**WHAT TO WORK ON**
Each entry below is to be printed verbatim.

::: MATERIAL TO PROCESS :::

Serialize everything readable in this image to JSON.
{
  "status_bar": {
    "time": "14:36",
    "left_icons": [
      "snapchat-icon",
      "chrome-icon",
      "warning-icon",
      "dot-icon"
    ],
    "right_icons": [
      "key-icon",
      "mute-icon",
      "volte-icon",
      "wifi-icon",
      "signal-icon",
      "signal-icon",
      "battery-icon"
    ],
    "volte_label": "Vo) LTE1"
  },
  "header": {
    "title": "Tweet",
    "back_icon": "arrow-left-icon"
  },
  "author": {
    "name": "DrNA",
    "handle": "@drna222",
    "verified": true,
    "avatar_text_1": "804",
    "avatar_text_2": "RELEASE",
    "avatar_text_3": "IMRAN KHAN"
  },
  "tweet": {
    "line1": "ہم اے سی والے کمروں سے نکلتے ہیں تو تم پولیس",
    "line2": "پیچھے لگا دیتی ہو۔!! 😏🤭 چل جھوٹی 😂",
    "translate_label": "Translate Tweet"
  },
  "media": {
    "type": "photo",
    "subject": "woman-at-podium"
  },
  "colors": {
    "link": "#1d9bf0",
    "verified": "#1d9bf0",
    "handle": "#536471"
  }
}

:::

**EXERCISE SOLUTION**
Serialize everything readable in this image to JSON.
{
  "status_bar": {
    "time": "14:36",
    "left_icons": [
      "snapchat-icon",
      "chrome-icon",
      "warning-icon",
      "dot-icon"
    ],
    "right_icons": [
      "key-icon",
      "mute-icon",
      "volte-icon",
      "wifi-icon",
      "signal-icon",
      "signal-icon",
      "battery-icon"
    ],
    "volte_label": "Vo) LTE1"
  },
  "header": {
    "title": "Tweet",
    "back_icon": "arrow-left-icon"
  },
  "author": {
    "name": "DrNA",
    "handle": "@drna222",
    "verified": true,
    "avatar_text_1": "804",
    "avatar_text_2": "RELEASE",
    "avatar_text_3": "IMRAN KHAN"
  },
  "tweet": {
    "line1": "ہم اے سی والے کمروں سے نکلتے ہیں تو تم پولیس",
    "line2": "پیچھے لگا دیتی ہو۔!! 😏🤭 چل جھوٹی 😂",
    "translate_label": "Translate Tweet"
  },
  "media": {
    "type": "photo",
    "subject": "woman-at-podium"
  },
  "colors": {
    "link": "#1d9bf0",
    "verified": "#1d9bf0",
    "handle": "#536471"
  }
}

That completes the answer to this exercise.